Drinkaware has produced a “freshers’ week survival guide,” which advises students on “safe” alcohol consumption practices, including eating carbohydrates or protein before going out and drinking plenty of water.

  • These materials downplay the long term health risks of alcohol, which include an increased risk of cancer and cardiovascular disease.
  • Alcohol industry material selectively quotes from the chief medical officer’s advice. Drinkaware’s freshers’ guide says it is “safest” not to drink more than 14 units of alcohol a week, and to have at least three alcohol-free days each week. But it omits the part of the guideline which says there is no level of regular alcohol use that can be considered completely safe in relation to some cancers.

A Drinkaware scheme also trained staff working in student bars to “reduce drunken anti-social behaviour and help keep people safe.” This included being able to “identify and support” alcohol inebriated students. Drinkaware claims this initiative and its in-person presence was scaled back in 2021.

  • The nightlife crew initiative narrowly focused on protecting people after they have bought and consumed alcohol.

In Wales, universities were given a toolkit to assess whether they are keeping students safe from alcohol created by the Welsh government, NUS Wales, and Drinkaware.

Mark Petticrew criticised the toolkit as “misinformation” given it omits any information about the risks of cancer, cardiovascular disease, injury, and death associated with alcohol.
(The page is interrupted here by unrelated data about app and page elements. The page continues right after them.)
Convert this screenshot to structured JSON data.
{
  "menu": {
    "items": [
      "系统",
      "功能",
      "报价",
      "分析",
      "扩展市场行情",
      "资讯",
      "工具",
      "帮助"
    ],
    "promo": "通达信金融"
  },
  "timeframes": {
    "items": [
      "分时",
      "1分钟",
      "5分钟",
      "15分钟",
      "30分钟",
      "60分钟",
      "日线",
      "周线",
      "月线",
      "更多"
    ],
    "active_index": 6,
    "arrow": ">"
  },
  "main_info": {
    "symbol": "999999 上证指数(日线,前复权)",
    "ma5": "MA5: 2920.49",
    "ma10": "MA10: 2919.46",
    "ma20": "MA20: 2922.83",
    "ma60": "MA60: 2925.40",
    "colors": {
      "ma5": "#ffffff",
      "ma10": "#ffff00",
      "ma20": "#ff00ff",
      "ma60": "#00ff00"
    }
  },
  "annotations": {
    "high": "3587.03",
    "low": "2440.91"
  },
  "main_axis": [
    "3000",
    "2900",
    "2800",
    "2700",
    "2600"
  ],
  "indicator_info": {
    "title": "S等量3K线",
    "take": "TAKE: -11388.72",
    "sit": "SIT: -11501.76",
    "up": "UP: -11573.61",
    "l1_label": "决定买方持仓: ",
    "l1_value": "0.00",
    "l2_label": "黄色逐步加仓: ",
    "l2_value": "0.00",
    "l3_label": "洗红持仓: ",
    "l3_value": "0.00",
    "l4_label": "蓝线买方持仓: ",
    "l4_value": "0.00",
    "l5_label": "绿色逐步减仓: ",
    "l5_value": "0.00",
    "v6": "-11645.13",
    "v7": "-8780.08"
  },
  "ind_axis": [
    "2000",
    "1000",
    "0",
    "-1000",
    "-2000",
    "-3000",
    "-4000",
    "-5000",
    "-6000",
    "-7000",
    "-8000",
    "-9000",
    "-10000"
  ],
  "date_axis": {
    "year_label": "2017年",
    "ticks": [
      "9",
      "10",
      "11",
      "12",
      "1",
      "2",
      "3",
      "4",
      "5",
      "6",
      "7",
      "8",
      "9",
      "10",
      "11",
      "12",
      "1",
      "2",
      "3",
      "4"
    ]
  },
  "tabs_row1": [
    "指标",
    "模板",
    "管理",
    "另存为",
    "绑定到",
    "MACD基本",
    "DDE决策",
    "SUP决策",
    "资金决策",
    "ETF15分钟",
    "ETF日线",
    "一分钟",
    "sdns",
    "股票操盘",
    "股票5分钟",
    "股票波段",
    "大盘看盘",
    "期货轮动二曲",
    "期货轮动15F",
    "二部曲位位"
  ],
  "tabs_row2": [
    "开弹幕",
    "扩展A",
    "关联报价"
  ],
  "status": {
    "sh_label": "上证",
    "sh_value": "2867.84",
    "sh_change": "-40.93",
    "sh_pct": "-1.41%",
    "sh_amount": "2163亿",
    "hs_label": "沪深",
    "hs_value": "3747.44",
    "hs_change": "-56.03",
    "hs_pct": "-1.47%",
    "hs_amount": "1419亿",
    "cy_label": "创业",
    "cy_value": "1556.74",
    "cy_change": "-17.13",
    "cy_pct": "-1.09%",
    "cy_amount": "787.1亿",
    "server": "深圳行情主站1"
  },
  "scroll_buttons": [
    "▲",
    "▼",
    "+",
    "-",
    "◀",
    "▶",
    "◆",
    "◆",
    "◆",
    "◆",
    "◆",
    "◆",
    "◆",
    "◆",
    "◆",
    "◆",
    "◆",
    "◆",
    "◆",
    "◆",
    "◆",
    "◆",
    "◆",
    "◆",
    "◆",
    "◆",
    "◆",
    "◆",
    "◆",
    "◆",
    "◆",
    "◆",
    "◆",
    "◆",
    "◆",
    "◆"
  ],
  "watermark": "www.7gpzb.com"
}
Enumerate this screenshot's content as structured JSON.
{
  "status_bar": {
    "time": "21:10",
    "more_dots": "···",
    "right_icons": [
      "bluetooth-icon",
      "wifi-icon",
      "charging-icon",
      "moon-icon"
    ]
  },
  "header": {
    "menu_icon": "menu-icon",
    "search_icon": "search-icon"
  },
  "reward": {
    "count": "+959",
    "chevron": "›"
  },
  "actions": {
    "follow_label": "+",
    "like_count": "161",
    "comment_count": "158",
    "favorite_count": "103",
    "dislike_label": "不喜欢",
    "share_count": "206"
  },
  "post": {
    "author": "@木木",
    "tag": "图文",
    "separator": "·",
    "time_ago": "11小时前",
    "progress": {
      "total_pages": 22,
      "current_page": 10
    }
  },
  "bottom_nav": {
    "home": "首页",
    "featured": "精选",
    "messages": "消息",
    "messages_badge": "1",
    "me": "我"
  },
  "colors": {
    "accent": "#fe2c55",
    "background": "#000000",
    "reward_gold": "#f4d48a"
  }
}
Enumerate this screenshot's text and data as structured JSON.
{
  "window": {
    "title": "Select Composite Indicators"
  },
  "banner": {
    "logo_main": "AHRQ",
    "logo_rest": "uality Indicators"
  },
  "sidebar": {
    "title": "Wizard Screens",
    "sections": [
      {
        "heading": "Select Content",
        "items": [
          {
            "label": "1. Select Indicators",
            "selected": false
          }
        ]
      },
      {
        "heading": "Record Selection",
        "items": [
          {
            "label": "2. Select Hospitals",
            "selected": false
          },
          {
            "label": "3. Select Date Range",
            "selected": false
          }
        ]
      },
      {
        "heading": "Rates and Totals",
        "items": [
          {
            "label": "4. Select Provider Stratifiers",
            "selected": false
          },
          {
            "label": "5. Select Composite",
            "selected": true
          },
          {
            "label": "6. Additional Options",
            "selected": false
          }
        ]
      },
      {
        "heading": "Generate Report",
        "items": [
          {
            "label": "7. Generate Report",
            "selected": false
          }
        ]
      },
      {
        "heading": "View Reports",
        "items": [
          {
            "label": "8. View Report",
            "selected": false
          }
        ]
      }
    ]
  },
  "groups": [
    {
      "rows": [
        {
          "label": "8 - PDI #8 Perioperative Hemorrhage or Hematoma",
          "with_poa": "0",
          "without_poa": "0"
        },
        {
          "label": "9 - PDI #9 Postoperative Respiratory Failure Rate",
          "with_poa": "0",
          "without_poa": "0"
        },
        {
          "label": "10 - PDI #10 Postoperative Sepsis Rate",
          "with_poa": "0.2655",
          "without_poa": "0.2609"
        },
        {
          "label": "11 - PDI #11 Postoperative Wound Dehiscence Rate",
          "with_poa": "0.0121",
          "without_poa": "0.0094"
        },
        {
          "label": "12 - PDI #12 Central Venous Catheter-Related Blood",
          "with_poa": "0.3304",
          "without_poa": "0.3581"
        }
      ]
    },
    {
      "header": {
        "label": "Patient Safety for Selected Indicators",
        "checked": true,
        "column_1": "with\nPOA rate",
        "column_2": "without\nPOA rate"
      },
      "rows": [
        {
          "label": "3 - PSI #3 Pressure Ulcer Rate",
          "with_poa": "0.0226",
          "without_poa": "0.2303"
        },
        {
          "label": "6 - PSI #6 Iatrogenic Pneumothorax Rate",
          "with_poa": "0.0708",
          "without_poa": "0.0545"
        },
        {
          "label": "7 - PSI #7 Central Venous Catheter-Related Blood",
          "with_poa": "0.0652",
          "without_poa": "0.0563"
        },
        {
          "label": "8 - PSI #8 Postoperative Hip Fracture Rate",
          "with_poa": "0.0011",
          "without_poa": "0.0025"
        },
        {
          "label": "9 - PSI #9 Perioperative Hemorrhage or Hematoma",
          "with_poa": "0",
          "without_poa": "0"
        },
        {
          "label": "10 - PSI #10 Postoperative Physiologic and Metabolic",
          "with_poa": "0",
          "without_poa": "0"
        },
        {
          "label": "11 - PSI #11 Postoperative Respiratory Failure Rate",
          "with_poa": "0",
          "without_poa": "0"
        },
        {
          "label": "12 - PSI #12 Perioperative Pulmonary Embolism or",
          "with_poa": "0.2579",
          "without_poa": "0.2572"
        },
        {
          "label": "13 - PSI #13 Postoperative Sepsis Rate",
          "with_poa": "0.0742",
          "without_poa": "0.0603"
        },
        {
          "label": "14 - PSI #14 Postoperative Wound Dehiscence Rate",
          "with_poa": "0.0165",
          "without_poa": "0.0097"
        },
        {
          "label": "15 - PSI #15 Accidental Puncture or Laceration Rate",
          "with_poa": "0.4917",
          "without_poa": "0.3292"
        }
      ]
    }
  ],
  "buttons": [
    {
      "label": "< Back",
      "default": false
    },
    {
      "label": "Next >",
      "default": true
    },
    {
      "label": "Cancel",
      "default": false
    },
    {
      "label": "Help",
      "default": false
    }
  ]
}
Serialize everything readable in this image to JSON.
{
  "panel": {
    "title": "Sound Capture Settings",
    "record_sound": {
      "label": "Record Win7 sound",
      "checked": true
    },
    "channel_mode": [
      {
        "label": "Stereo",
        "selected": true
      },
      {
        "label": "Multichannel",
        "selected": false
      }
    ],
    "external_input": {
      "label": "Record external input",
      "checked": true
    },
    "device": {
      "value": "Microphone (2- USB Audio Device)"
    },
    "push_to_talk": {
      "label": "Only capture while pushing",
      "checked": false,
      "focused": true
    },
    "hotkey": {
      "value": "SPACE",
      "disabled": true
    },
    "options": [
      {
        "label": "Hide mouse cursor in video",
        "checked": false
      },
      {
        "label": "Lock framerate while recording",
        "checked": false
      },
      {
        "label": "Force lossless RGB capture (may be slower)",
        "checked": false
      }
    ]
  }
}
It also focuses on actions individual students and staff can take, rather than universities could take, such as restricting sales of alcohol, restricting alcohol marketing, and creating alcohol-free spaces in the university.

The framing of the entire document is to preserve the industry reputation and not about protecting young people at universities from harm,” explained Petticrew, as per the BMJ investigation.

Drinkaware materials in schools

In the absence of a specific ban, as in Ireland, alcohol industry related alcohol education charities have also been active in schools, providing information to pupils as young as 9. 

Initiatives by the Talk About Trust (formerly the Alcohol Education Trust), which has received alcohol industry funding, and Smashed, a theatre group funded by Diageo, one of the world’s biggest alcoholic beverage companies, continue to run in British schools.

A 2022 analysis of alcohol industry-funded teaching materials concluded they were “misleading” and “serve to reproduce hegemonic industry-favourable discourses of personal responsibility, moderate consumption, and individualised problem definitions and interventions, linked to a concealing of the role of industry practices as drivers of harm and inequities.”

A recent Talk About Trust brochure for students contained “misinformation about alcohol and cancer,” Petticrew says.

  • For example a “misleading infographic which selectively omits breast cancer and colorectal cancer” from types of cancers caused by alcohol.
  • Teaching students about adult guidance on alcohol units and drink-free days is “concerning,” van Schalkwyk adds.

The Smashed project, a theatre based educational programme including teaching materials for schools, was also criticised by van Schalkwyk and Petticrew’s analysis. Smashed claims on its website that it is “a firm fixture in over 23 countries around the world.” In 2020, Smashed announced an online teaching resource modelled on its theatre programme.

These industry backed programmes are poorly evaluated.

Drinkaware Exposed

Drinkaware was created in 2006 by the Portman Group, a front group funded by the alcohol industry, after a memorandum of understanding between the Portman Group, the Department of Health, the Home Office, and the devolved administrations for Scotland, Wales, and Northern Ireland. Its stated objective was “positively changing public behaviour and the national drinking culture to help reduce alcohol misuse and minimise alcohol-related harm.” Since then it has been criticised for misrepresenting the evidence on alcohol, cancer, and pregnancy. Most of the governments and public health agencies in the UK now say they do not actively partner with this organisation. Drinkaware regularly partners with the industry—for example, recently with Heineken and Budweiser.

Source Website: BMJ